Working data section start
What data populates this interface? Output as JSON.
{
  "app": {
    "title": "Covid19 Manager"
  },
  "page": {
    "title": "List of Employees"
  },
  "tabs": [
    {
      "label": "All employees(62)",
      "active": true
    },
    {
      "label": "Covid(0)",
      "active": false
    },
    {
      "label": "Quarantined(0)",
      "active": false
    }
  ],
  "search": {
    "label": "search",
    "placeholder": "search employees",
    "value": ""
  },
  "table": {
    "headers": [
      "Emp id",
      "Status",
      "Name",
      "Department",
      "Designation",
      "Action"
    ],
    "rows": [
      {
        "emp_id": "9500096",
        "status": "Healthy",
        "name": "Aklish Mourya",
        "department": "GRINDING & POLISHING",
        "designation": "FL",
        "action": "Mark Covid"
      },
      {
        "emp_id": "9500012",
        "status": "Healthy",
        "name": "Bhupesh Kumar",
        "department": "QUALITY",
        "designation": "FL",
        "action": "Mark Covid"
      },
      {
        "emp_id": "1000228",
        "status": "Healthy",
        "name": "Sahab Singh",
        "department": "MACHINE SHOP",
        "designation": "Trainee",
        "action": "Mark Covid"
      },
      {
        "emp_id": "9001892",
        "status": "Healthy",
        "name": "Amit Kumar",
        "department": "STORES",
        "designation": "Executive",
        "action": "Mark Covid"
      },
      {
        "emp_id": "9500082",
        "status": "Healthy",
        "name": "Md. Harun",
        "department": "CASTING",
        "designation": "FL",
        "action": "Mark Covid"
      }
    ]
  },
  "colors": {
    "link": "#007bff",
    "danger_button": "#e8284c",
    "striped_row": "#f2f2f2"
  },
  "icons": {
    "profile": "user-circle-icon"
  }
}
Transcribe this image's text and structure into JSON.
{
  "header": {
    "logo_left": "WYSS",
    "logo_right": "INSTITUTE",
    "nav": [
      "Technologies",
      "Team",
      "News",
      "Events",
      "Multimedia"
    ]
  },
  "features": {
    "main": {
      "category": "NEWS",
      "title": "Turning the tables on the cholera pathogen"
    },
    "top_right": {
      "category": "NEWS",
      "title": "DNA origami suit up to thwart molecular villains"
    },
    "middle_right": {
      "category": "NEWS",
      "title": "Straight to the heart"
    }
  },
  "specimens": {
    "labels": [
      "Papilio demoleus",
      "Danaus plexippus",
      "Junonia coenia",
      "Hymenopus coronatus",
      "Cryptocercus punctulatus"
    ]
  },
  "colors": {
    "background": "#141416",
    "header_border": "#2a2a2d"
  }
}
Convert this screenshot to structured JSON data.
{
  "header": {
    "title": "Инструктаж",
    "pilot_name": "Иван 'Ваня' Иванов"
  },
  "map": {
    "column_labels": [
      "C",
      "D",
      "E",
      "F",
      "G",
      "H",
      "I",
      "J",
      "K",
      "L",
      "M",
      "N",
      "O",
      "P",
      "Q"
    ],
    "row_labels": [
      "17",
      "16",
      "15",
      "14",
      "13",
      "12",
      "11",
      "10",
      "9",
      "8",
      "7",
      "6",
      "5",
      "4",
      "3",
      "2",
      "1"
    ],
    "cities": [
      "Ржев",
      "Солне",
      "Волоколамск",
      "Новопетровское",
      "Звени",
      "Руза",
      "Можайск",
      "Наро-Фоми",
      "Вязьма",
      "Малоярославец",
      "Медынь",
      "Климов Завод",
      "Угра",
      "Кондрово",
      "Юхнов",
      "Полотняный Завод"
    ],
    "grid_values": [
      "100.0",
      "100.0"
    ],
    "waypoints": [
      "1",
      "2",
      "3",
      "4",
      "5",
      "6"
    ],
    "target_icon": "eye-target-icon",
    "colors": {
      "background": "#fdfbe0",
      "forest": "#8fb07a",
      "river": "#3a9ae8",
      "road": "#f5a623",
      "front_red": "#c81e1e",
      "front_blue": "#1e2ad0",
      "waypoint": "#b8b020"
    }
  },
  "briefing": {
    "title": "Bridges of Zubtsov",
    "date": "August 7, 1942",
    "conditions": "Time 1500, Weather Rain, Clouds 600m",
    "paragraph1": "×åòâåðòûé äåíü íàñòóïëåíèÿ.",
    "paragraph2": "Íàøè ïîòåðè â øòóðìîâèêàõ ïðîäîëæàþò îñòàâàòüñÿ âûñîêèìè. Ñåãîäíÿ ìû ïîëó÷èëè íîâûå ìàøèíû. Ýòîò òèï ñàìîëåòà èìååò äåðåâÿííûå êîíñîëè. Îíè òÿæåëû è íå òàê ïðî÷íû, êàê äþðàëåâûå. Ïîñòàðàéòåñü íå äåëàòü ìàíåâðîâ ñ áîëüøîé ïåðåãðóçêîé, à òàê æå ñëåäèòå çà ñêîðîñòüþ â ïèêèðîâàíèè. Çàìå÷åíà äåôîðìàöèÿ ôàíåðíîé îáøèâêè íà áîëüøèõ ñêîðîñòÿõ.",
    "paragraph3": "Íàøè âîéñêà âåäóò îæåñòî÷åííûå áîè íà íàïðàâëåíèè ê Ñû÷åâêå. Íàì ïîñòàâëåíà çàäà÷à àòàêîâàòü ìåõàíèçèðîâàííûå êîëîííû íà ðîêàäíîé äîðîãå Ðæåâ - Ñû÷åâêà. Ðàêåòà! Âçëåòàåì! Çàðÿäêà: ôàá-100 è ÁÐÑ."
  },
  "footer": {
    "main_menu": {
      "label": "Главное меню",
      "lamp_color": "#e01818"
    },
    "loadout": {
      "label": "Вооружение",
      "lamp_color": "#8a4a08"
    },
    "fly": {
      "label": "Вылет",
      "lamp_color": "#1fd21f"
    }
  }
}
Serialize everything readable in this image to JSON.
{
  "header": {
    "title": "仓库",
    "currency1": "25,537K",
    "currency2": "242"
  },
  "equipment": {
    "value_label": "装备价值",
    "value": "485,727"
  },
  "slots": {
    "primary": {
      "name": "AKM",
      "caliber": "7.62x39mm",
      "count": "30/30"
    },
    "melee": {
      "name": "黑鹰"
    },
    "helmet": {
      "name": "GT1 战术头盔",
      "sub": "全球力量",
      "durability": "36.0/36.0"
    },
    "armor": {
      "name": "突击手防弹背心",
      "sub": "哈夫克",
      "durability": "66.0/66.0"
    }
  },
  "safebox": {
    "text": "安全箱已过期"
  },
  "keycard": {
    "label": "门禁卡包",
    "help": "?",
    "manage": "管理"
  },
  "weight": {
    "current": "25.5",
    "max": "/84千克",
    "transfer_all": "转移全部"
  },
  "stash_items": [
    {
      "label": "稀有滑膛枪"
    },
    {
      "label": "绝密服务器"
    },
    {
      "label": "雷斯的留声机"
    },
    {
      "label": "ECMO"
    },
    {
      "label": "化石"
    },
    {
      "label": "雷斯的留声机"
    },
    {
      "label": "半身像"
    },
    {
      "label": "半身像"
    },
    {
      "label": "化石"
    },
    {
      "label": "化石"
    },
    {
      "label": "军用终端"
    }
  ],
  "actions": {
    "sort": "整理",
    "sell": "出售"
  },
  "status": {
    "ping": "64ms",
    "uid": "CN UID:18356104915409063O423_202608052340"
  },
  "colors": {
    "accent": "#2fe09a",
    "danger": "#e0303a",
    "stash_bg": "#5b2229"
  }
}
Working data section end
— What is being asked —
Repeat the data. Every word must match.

— Solution below —
What data populates this interface? Output as JSON.
{
  "app": {
    "title": "Covid19 Manager"
  },
  "page": {
    "title": "List of Employees"
  },
  "tabs": [
    {
      "label": "All employees(62)",
      "active": true
    },
    {
      "label": "Covid(0)",
      "active": false
    },
    {
      "label": "Quarantined(0)",
      "active": false
    }
  ],
  "search": {
    "label": "search",
    "placeholder": "search employees",
    "value": ""
  },
  "table": {
    "headers": [
      "Emp id",
      "Status",
      "Name",
      "Department",
      "Designation",
      "Action"
    ],
    "rows": [
      {
        "emp_id": "9500096",
        "status": "Healthy",
        "name": "Aklish Mourya",
        "department": "GRINDING & POLISHING",
        "designation": "FL",
        "action": "Mark Covid"
      },
      {
        "emp_id": "9500012",
        "status": "Healthy",
        "name": "Bhupesh Kumar",
        "department": "QUALITY",
        "designation": "FL",
        "action": "Mark Covid"
      },
      {
        "emp_id": "1000228",
        "status": "Healthy",
        "name": "Sahab Singh",
        "department": "MACHINE SHOP",
        "designation": "Trainee",
        "action": "Mark Covid"
      },
      {
        "emp_id": "9001892",
        "status": "Healthy",
        "name": "Amit Kumar",
        "department": "STORES",
        "designation": "Executive",
        "action": "Mark Covid"
      },
      {
        "emp_id": "9500082",
        "status": "Healthy",
        "name": "Md. Harun",
        "department": "CASTING",
        "designation": "FL",
        "action": "Mark Covid"
      }
    ]
  },
  "colors": {
    "link": "#007bff",
    "danger_button": "#e8284c",
    "striped_row": "#f2f2f2"
  },
  "icons": {
    "profile": "user-circle-icon"
  }
}
Transcribe this image's text and structure into JSON.
{
  "header": {
    "logo_left": "WYSS",
    "logo_right": "INSTITUTE",
    "nav": [
      "Technologies",
      "Team",
      "News",
      "Events",
      "Multimedia"
    ]
  },
  "features": {
    "main": {
      "category": "NEWS",
      "title": "Turning the tables on the cholera pathogen"
    },
    "top_right": {
      "category": "NEWS",
      "title": "DNA origami suit up to thwart molecular villains"
    },
    "middle_right": {
      "category": "NEWS",
      "title": "Straight to the heart"
    }
  },
  "specimens": {
    "labels": [
      "Papilio demoleus",
      "Danaus plexippus",
      "Junonia coenia",
      "Hymenopus coronatus",
      "Cryptocercus punctulatus"
    ]
  },
  "colors": {
    "background": "#141416",
    "header_border": "#2a2a2d"
  }
}
Convert this screenshot to structured JSON data.
{
  "header": {
    "title": "Инструктаж",
    "pilot_name": "Иван 'Ваня' Иванов"
  },
  "map": {
    "column_labels": [
      "C",
      "D",
      "E",
      "F",
      "G",
      "H",
      "I",
      "J",
      "K",
      "L",
      "M",
      "N",
      "O",
      "P",
      "Q"
    ],
    "row_labels": [
      "17",
      "16",
      "15",
      "14",
      "13",
      "12",
      "11",
      "10",
      "9",
      "8",
      "7",
      "6",
      "5",
      "4",
      "3",
      "2",
      "1"
    ],
    "cities": [
      "Ржев",
      "Солне",
      "Волоколамск",
      "Новопетровское",
      "Звени",
      "Руза",
      "Можайск",
      "Наро-Фоми",
      "Вязьма",
      "Малоярославец",
      "Медынь",
      "Климов Завод",
      "Угра",
      "Кондрово",
      "Юхнов",
      "Полотняный Завод"
    ],
    "grid_values": [
      "100.0",
      "100.0"
    ],
    "waypoints": [
      "1",
      "2",
      "3",
      "4",
      "5",
      "6"
    ],
    "target_icon": "eye-target-icon",
    "colors": {
      "background": "#fdfbe0",
      "forest": "#8fb07a",
      "river": "#3a9ae8",
      "road": "#f5a623",
      "front_red": "#c81e1e",
      "front_blue": "#1e2ad0",
      "waypoint": "#b8b020"
    }
  },
  "briefing": {
    "title": "Bridges of Zubtsov",
    "date": "August 7, 1942",
    "conditions": "Time 1500, Weather Rain, Clouds 600m",
    "paragraph1": "×åòâåðòûé äåíü íàñòóïëåíèÿ.",
    "paragraph2": "Íàøè ïîòåðè â øòóðìîâèêàõ ïðîäîëæàþò îñòàâàòüñÿ âûñîêèìè. Ñåãîäíÿ ìû ïîëó÷èëè íîâûå ìàøèíû. Ýòîò òèï ñàìîëåòà èìååò äåðåâÿííûå êîíñîëè. Îíè òÿæåëû è íå òàê ïðî÷íû, êàê äþðàëåâûå. Ïîñòàðàéòåñü íå äåëàòü ìàíåâðîâ ñ áîëüøîé ïåðåãðóçêîé, à òàê æå ñëåäèòå çà ñêîðîñòüþ â ïèêèðîâàíèè. Çàìå÷åíà äåôîðìàöèÿ ôàíåðíîé îáøèâêè íà áîëüøèõ ñêîðîñòÿõ.",
    "paragraph3": "Íàøè âîéñêà âåäóò îæåñòî÷åííûå áîè íà íàïðàâëåíèè ê Ñû÷åâêå. Íàì ïîñòàâëåíà çàäà÷à àòàêîâàòü ìåõàíèçèðîâàííûå êîëîííû íà ðîêàäíîé äîðîãå Ðæåâ - Ñû÷åâêà. Ðàêåòà! Âçëåòàåì! Çàðÿäêà: ôàá-100 è ÁÐÑ."
  },
  "footer": {
    "main_menu": {
      "label": "Главное меню",
      "lamp_color": "#e01818"
    },
    "loadout": {
      "label": "Вооружение",
      "lamp_color": "#8a4a08"
    },
    "fly": {
      "label": "Вылет",
      "lamp_color": "#1fd21f"
    }
  }
}
Serialize everything readable in this image to JSON.
{
  "header": {
    "title": "仓库",
    "currency1": "25,537K",
    "currency2": "242"
  },
  "equipment": {
    "value_label": "装备价值",
    "value": "485,727"
  },
  "slots": {
    "primary": {
      "name": "AKM",
      "caliber": "7.62x39mm",
      "count": "30/30"
    },
    "melee": {
      "name": "黑鹰"
    },
    "helmet": {
      "name": "GT1 战术头盔",
      "sub": "全球力量",
      "durability": "36.0/36.0"
    },
    "armor": {
      "name": "突击手防弹背心",
      "sub": "哈夫克",
      "durability": "66.0/66.0"
    }
  },
  "safebox": {
    "text": "安全箱已过期"
  },
  "keycard": {
    "label": "门禁卡包",
    "help": "?",
    "manage": "管理"
  },
  "weight": {
    "current": "25.5",
    "max": "/84千克",
    "transfer_all": "转移全部"
  },
  "stash_items": [
    {
      "label": "稀有滑膛枪"
    },
    {
      "label": "绝密服务器"
    },
    {
      "label": "雷斯的留声机"
    },
    {
      "label": "ECMO"
    },
    {
      "label": "化石"
    },
    {
      "label": "雷斯的留声机"
    },
    {
      "label": "半身像"
    },
    {
      "label": "半身像"
    },
    {
      "label": "化石"
    },
    {
      "label": "化石"
    },
    {
      "label": "军用终端"
    }
  ],
  "actions": {
    "sort": "整理",
    "sell": "出售"
  },
  "status": {
    "ping": "64ms",
    "uid": "CN UID:18356104915409063O423_202608052340"
  },
  "colors": {
    "accent": "#2fe09a",
    "danger": "#e0303a",
    "stash_bg": "#5b2229"
  }
}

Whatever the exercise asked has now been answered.